Write only the number of lines in the entries below that contain the word "styrke".

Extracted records
# # #
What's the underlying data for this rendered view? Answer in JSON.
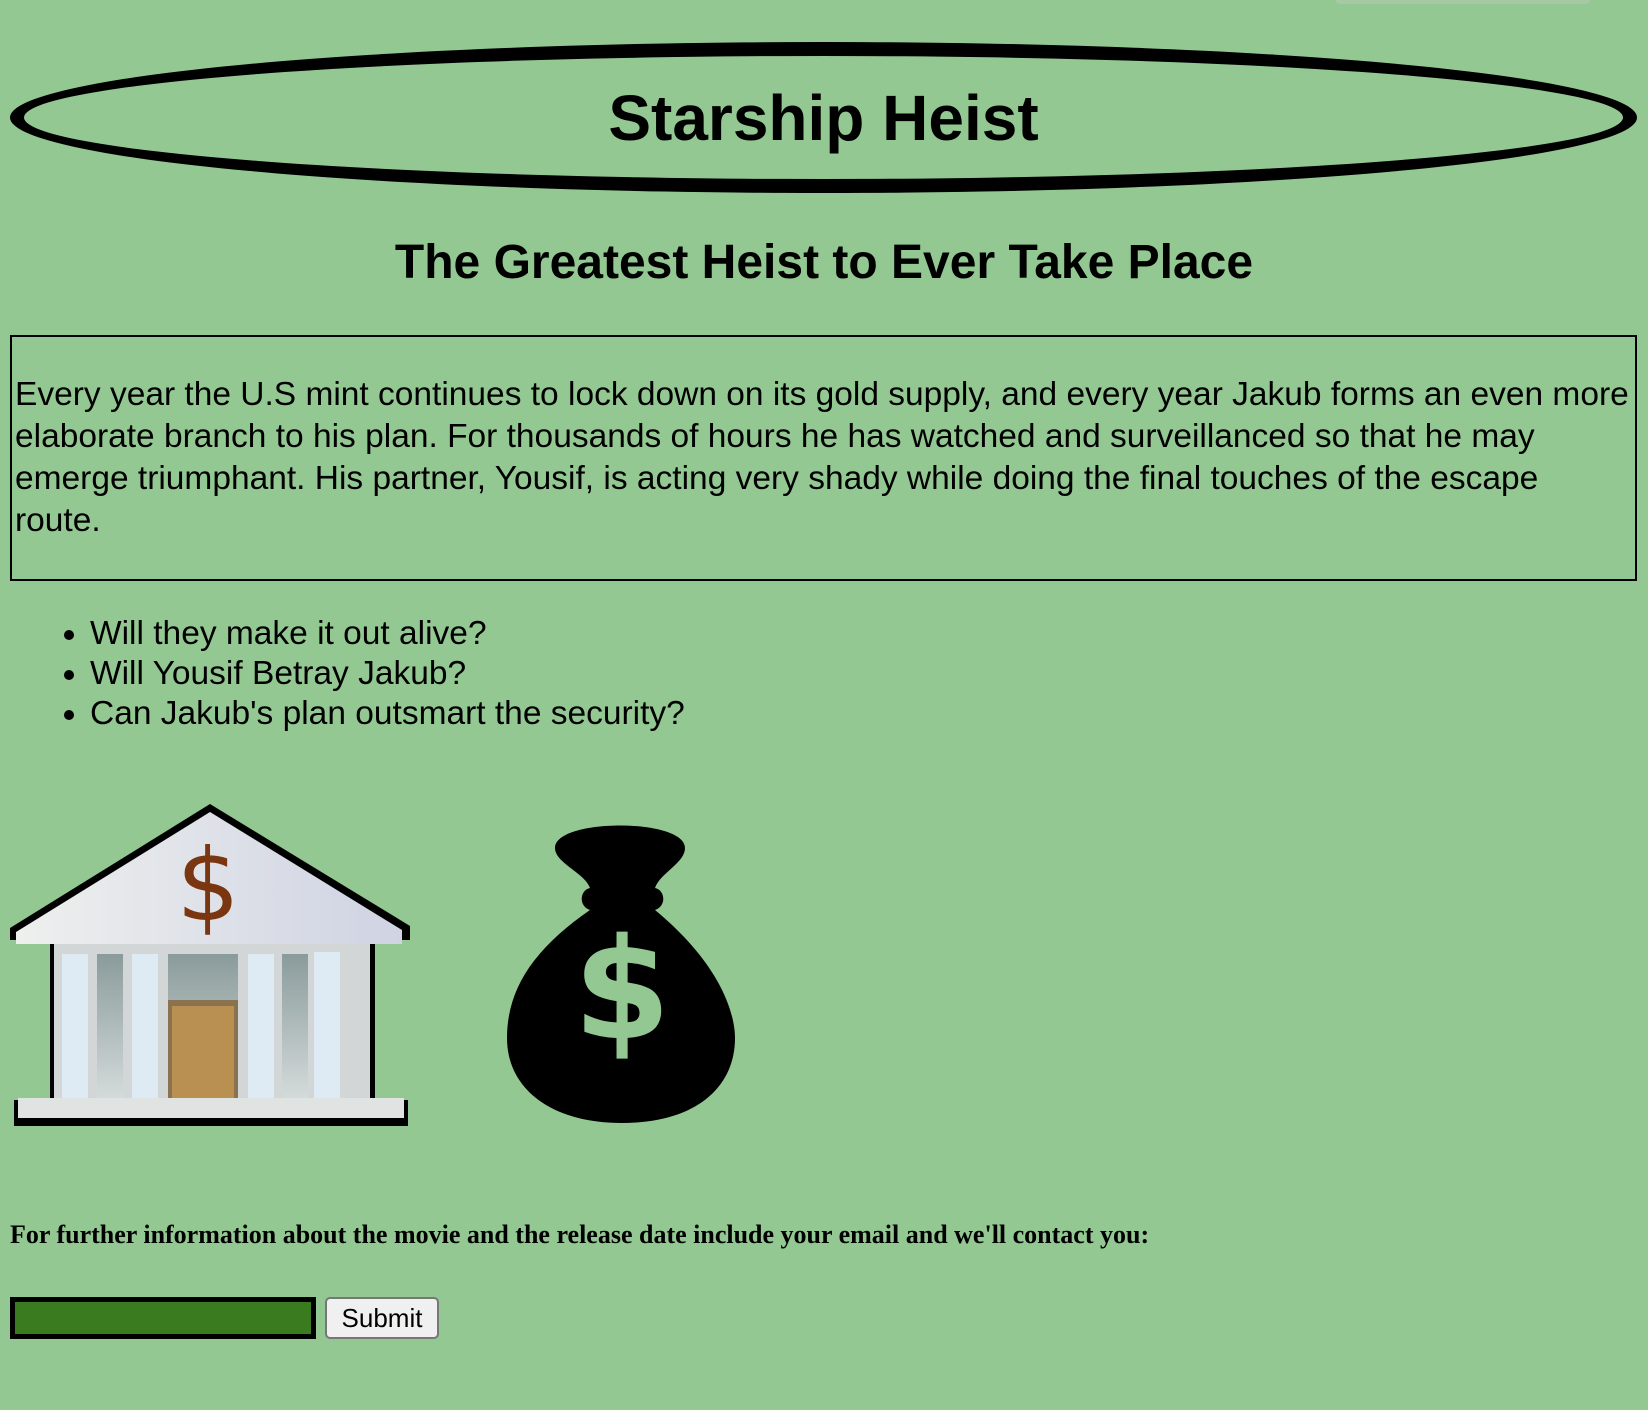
{
  "header": {
    "title": "Starship Heist"
  },
  "subtitle": "The Greatest Heist to Ever Take Place",
  "synopsis": "Every year the U.S mint continues to lock down on its gold supply, and every year Jakub forms an even more elaborate branch to his plan. For thousands of hours he has watched and surveillanced so that he may emerge triumphant. His partner, Yousif, is acting very shady while doing the final touches of the escape route.",
  "questions": [
    "Will they make it out alive?",
    "Will Yousif Betray Jakub?",
    "Can Jakub's plan outsmart the security?"
  ],
  "images": {
    "bank": "bank-icon",
    "bag": "money-bag-icon",
    "bank_symbol": "$",
    "bag_symbol": "$"
  },
  "signup": {
    "prompt": "For further information about the movie and the release date include your email and we'll contact you:",
    "email_value": "",
    "submit_label": "Submit"
  },
  "colors": {
    "background": "#93c892",
    "input": "#3a7b20",
    "dollar_bank": "#7a3511"
  }
}
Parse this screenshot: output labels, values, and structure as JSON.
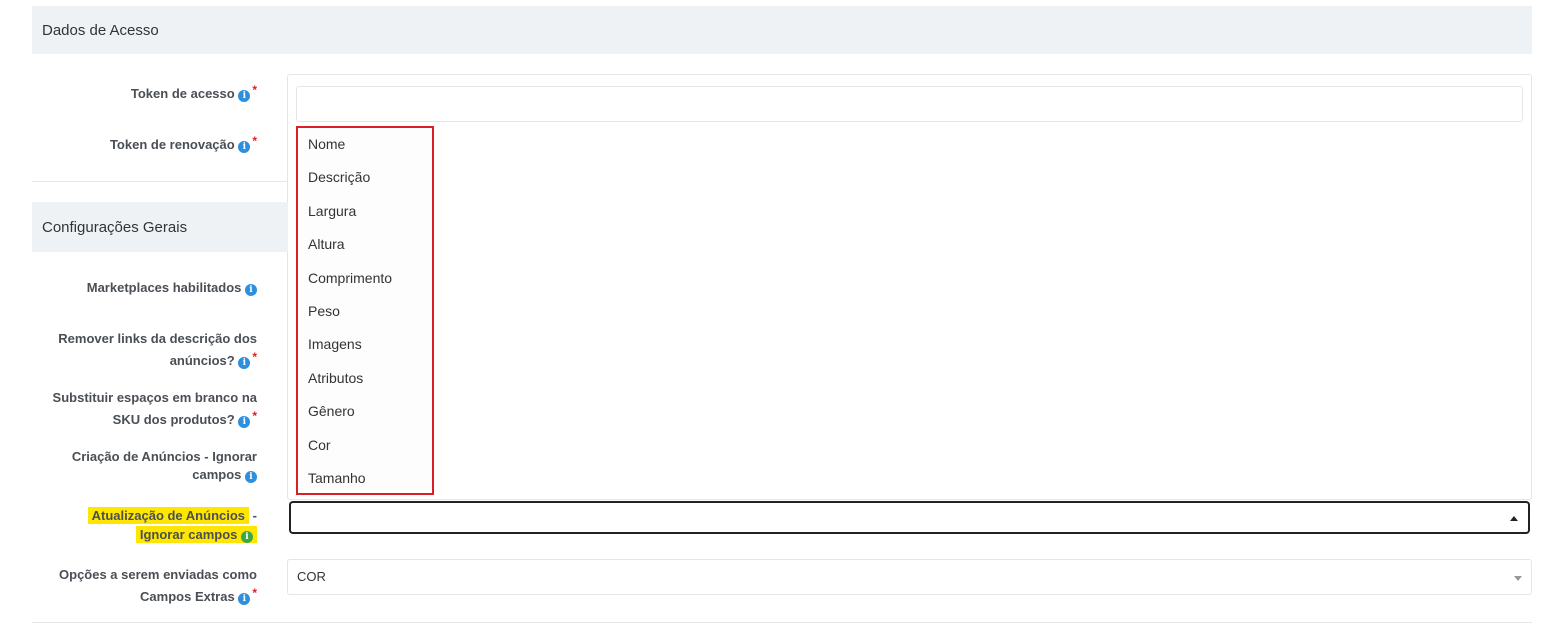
{
  "sections": {
    "acesso": "Dados de Acesso",
    "gerais": "Configurações Gerais"
  },
  "fields": {
    "token_acesso": "Token de acesso",
    "token_renovacao": "Token de renovação",
    "marketplaces": "Marketplaces habilitados",
    "remover_links_1": "Remover links da descrição dos",
    "remover_links_2": "anúncios?",
    "substituir_1": "Substituir espaços em branco na",
    "substituir_2": "SKU dos produtos?",
    "criacao_1": "Criação de Anúncios - Ignorar",
    "criacao_2": "campos",
    "atualizacao_1": "Atualização de Anúncios",
    "atualizacao_dash": "-",
    "atualizacao_2": "Ignorar campos",
    "opcoes_1": "Opções a serem enviadas como",
    "opcoes_2": "Campos Extras"
  },
  "dropdown_options": [
    "Nome",
    "Descrição",
    "Largura",
    "Altura",
    "Comprimento",
    "Peso",
    "Imagens",
    "Atributos",
    "Gênero",
    "Cor",
    "Tamanho"
  ],
  "opcoes_value": "COR",
  "icons": {
    "info": "i",
    "required": "*"
  },
  "colors": {
    "highlight": "#ffe600",
    "info": "#2d8fdd",
    "info_green": "#3aa845",
    "required": "#e02020",
    "selection_border": "#d92027"
  }
}
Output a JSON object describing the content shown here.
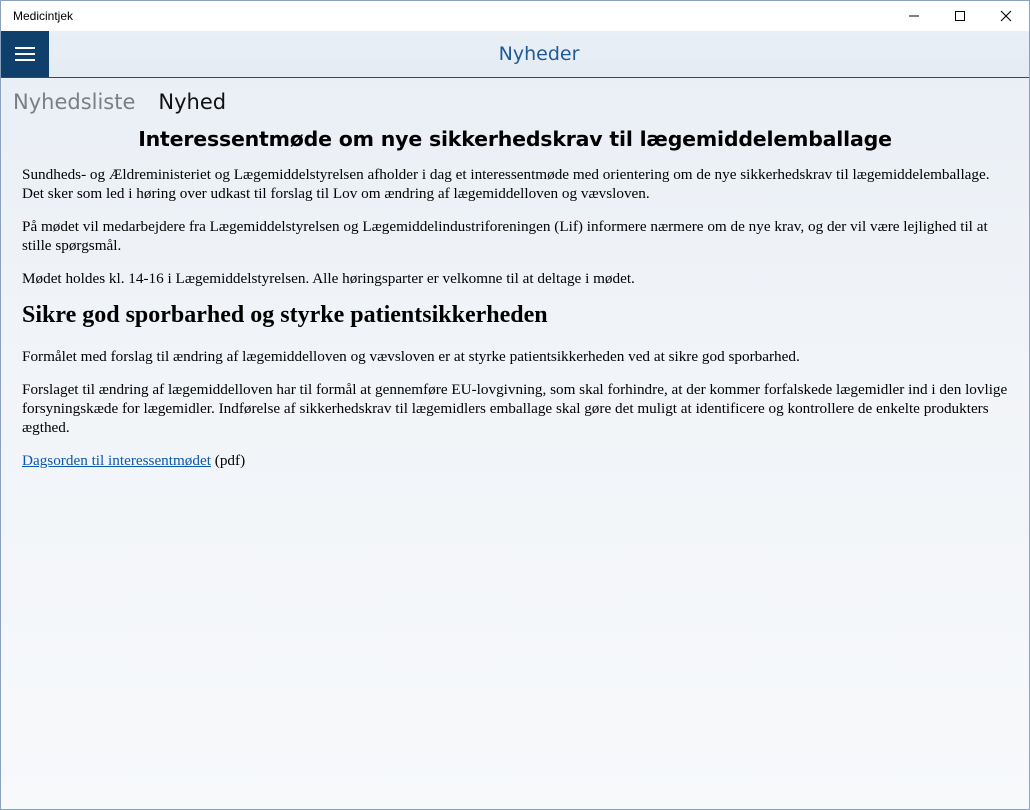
{
  "window": {
    "title": "Medicintjek",
    "controls": {
      "minimize": "minimize-icon",
      "maximize": "maximize-icon",
      "close": "close-icon"
    }
  },
  "navbar": {
    "menu_icon": "hamburger-menu-icon",
    "title": "Nyheder",
    "accent_color": "#0f3f6b",
    "title_color": "#1e5a94"
  },
  "pivot": {
    "tabs": [
      {
        "label": "Nyhedsliste",
        "active": false
      },
      {
        "label": "Nyhed",
        "active": true
      }
    ]
  },
  "article": {
    "title": "Interessentmøde om nye sikkerhedskrav til lægemiddelemballage",
    "paragraphs": [
      "Sundheds- og Ældreministeriet og Lægemiddelstyrelsen afholder i dag et interessentmøde med orientering om de nye sikkerhedskrav til lægemiddelemballage. Det sker som led i høring over udkast til forslag til Lov om ændring af lægemiddelloven og vævsloven.",
      "På mødet vil medarbejdere fra Lægemiddelstyrelsen og Lægemiddelindustriforeningen (Lif) informere nærmere om de nye krav, og der vil være lejlighed til at stille spørgsmål.",
      "Mødet holdes kl. 14-16 i Lægemiddelstyrelsen. Alle høringsparter er velkomne til at deltage i mødet."
    ],
    "subheading": "Sikre god sporbarhed og styrke patientsikkerheden",
    "paragraphs2": [
      "Formålet med forslag til ændring af lægemiddelloven og vævsloven er at styrke patientsikkerheden ved at sikre god sporbarhed.",
      "Forslaget til ændring af lægemiddelloven har til formål at gennemføre EU-lovgivning, som skal forhindre, at der kommer forfalskede lægemidler ind i den lovlige forsyningskæde for lægemidler. Indførelse af sikkerhedskrav til lægemidlers emballage skal gøre det muligt at identificere og kontrollere de enkelte produkters ægthed."
    ],
    "link": {
      "text": "Dagsorden til interessentmødet",
      "suffix": " (pdf)",
      "color": "#0b57b0"
    }
  }
}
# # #
*Problem solution*: 2